by Zoe Tummillo

(Please. Not again...) It’s like an Off-and-On switch, to my way of thinking, with no handy electrician to modify, moderate or fix. Yet, all the seasonal fuss and clamor and songs and cards and the Salvation Army bell-ringers wishing you a Merry Christmas, etc., kind of forces the concept into your consciousness: Be hopeful! A New Year looms!

Okay! Okay! I’m trying. Looking back at 2015, hopefulness is a challenge rife with high and positive points (the things we all should probably feel good about), as well as wrenching and astounding lows, from senseless deaths to shameful candidates. And that’s just to mention the public, mutually experienced stuff that we endured and shared. (It doesn’t matter which side you were on.) 

Going inside is another matter. I really believe that most of us go around with dual presentations of self – particularly in these times that boggle the mind. Presenting seasonally joyful outside, while still stunned inside, looks to me like a pretty common reality. Maybe I’m wrong. But, I know I’m right that balancing the two aspects can be exhausting.

...because both are valid, both seem reasonable and we humans are masters at such dualities. (Case in point our recent political production – the envy even of Broadway.) Going forward, if you are passionate about these matters, it feels like the proverbial mountain that must be moved.

Consider where to begin. My father said I should “...always begin at the beginning, Pigeon!
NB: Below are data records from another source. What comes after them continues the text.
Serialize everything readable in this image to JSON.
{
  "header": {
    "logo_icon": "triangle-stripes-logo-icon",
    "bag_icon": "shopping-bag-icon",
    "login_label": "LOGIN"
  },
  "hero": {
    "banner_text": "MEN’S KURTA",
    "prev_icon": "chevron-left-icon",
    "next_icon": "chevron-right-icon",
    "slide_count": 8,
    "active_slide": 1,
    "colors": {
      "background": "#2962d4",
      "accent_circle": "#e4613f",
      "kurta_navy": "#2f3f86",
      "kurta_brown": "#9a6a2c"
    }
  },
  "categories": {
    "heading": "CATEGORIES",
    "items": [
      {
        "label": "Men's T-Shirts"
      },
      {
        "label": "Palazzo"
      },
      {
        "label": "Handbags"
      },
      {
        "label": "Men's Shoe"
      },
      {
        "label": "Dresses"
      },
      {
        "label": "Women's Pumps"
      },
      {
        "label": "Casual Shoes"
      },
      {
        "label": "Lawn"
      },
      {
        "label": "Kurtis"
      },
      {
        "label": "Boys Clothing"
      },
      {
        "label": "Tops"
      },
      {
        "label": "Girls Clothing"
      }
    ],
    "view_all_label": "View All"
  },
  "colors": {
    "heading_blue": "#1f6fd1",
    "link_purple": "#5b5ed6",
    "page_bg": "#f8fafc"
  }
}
That’s the only way you will get all the parts in the right order for when you need them!” So, as 2017 crashes into being, I am trying to figure out my beginning point for what feels (to me) to be a crucial, significant and telling point in my life, and in our country’s history. 

My role is barely significant! I might not (probably won’t be) here to see my beloved country manage to get on the other side of the travesties that seem bound to unfold in the coming era. I know, I know, “we” are famous for historically surviving even the infamous. Just don’t let’s get too cocky about that!
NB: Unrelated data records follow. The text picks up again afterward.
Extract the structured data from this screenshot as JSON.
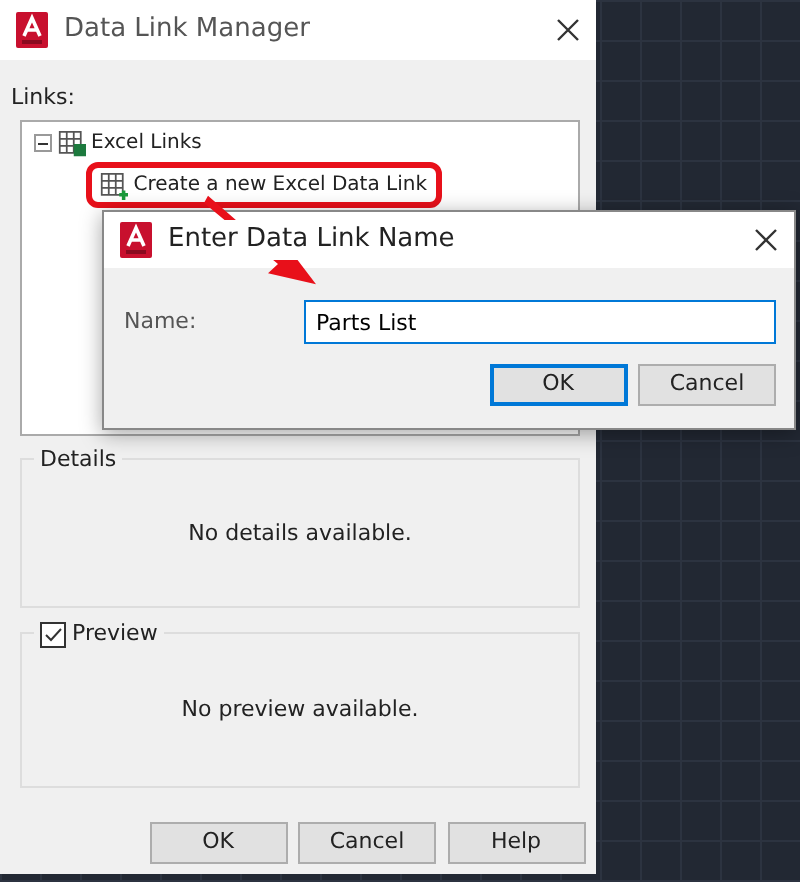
{
  "window": {
    "title": "Data Link Manager"
  },
  "links": {
    "label": "Links:",
    "tree": [
      {
        "label": "Excel Links",
        "expanded": true,
        "children": [
          {
            "label": "Create a new Excel Data Link"
          }
        ]
      }
    ]
  },
  "details": {
    "title": "Details",
    "message": "No details available."
  },
  "preview": {
    "title": "Preview",
    "checked": true,
    "message": "No preview available."
  },
  "buttons": [
    {
      "label": "OK",
      "default": false
    },
    {
      "label": "Cancel",
      "default": false
    },
    {
      "label": "Help",
      "default": false
    }
  ],
  "dialog": {
    "title": "Enter Data Link Name",
    "name_label": "Name:",
    "name_value": "Parts List",
    "buttons": [
      {
        "label": "OK",
        "default": true
      },
      {
        "label": "Cancel",
        "default": false
      }
    ]
  }
}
Over and above what I hope does not seem too doom-and-gloom, I am an incomprehensibly hopeful person; yes I am. How that has been able to survive my cynicism is just one more mystery. I explore that mystery on a regular basis – only because it’s where I find the balance I need to do something other than symbolically sit in a corner sucking my thumb, wide-eyed and scared xless...

That darn song from “Annie” keeps running through my mind like an annoying little pest! Tomorrow, tomorrow, tomorrow – it’s only a day away... A child sings her heart out with a kind of joy only children can project – implying that no matter how bad something seems, anyone can wait ONE day! 

It reminds me of a simple tool I used for many years with small business clients overwhelmed with the realities of owning their own business or practice. I’d have them sit down and make two lists: what was good and hopeful in their lives, and what was truly awful and really unmanageable. Without exception, halfway through what seemed to be a pointless exercise (that they were only doing out of respect for their consultant, truth be told!) something would begin to change in how they viewed the things on the lists. (I secretly believe that the word “unmanageable” nudged their ego just a bit.)

Many times, I’ve practiced what I preached. I say these things at risk of seeming Pollyanna-ish. Yet, things hit so many of us like sucker punches in 2016, that it throws you for a moment back into that search for simplistic answers and fail-safe solutions. There are none.

Zoë Tummillo is a Business & Marketing Consultant, Trainer, Commercial Writer, dba COMMUNICATION CONCEPTS, in private practice since 1974. In addition to Commercial work, she writes “Senior Momentum: A Series of Situations”; “Pieces of My Path”©, essay memoirs of growing up first generation Italian American; and Senior Momentum: Front And Center!©. To contact her: email: writingservice@earthlink.net